_Exercise goal:_
Your task is to copy every line of the entries that contains "value".

Start of Source material

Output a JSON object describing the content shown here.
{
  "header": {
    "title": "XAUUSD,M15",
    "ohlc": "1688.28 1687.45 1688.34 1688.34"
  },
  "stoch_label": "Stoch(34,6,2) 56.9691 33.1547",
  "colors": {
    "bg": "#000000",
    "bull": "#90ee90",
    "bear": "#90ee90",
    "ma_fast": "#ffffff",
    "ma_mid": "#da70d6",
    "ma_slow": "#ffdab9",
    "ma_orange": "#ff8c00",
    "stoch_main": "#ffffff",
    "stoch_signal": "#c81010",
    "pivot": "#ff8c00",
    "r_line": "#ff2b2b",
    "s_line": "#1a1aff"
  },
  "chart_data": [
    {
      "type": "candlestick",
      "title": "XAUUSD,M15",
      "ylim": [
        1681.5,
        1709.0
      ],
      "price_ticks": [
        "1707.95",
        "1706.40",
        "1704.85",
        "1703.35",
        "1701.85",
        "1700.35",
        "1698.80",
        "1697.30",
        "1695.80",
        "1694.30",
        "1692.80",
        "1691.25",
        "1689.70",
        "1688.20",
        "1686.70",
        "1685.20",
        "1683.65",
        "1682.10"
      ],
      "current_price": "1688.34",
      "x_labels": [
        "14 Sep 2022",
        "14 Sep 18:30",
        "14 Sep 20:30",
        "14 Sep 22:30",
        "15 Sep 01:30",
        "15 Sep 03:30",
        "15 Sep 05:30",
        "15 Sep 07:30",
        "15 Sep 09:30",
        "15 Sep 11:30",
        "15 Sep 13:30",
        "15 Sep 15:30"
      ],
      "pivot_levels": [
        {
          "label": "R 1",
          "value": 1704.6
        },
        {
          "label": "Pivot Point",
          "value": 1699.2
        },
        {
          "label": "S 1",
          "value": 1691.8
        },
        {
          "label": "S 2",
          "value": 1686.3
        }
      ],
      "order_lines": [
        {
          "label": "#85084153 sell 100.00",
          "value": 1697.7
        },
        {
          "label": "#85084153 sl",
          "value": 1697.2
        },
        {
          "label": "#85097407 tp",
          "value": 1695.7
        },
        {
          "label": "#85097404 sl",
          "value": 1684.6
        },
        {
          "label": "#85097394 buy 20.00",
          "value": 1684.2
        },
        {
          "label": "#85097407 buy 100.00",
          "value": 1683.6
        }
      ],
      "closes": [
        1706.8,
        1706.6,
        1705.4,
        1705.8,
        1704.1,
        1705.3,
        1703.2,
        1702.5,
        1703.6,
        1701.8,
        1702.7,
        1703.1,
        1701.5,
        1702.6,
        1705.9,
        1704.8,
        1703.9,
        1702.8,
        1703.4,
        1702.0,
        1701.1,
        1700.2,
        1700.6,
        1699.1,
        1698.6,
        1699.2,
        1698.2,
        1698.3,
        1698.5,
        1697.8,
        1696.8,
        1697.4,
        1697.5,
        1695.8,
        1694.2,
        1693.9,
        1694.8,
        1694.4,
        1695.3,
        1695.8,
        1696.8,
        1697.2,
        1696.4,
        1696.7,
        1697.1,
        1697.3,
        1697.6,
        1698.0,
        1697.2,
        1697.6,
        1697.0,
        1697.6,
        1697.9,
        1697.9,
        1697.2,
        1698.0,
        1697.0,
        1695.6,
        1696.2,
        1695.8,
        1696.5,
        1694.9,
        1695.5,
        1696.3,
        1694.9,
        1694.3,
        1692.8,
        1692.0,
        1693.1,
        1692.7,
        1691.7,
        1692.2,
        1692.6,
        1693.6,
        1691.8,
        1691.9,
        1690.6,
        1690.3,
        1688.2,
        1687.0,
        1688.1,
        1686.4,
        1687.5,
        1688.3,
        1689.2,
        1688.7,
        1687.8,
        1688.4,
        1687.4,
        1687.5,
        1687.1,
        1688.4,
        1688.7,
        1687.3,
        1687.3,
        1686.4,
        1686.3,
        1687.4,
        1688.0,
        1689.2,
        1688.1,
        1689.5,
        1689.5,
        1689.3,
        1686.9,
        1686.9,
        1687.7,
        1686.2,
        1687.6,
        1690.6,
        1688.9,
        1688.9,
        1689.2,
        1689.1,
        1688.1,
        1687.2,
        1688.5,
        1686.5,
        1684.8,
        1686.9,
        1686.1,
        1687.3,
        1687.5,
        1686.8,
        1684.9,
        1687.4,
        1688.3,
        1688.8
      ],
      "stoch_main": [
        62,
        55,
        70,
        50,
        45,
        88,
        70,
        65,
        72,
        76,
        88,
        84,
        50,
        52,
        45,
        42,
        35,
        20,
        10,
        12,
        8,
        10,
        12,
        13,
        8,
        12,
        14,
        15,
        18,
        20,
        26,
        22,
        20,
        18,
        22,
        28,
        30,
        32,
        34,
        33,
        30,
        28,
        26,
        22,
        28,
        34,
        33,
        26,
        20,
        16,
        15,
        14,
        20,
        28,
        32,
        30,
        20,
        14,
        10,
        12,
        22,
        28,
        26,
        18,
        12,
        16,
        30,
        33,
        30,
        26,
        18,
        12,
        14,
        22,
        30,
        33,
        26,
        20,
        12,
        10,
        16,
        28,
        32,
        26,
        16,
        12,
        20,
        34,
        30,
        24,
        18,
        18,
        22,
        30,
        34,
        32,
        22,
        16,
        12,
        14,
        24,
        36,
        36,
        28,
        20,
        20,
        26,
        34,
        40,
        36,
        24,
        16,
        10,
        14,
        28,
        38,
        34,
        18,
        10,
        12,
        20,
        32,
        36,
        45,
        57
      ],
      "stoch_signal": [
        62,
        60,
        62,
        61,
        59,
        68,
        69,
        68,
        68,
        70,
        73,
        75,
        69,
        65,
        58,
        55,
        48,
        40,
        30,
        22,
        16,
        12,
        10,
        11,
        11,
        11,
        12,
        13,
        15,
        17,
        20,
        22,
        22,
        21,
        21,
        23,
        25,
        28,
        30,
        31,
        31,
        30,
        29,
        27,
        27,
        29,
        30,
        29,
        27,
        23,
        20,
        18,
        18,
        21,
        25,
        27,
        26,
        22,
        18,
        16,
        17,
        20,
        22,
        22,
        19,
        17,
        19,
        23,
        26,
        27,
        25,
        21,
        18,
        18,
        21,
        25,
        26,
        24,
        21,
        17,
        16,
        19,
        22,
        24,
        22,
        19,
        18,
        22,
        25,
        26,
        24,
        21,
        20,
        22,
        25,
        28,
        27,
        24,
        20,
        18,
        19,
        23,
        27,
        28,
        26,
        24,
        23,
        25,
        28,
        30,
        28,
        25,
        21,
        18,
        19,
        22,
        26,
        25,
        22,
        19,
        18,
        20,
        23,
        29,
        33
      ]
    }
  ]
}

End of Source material

_Result of the task:_
          "value": 1704.6
          "value": 1699.2
          "value": 1691.8
          "value": 1686.3
          "value": 1697.7
          "value": 1697.2
          "value": 1695.7
          "value": 1684.6
          "value": 1684.2
          "value": 1683.6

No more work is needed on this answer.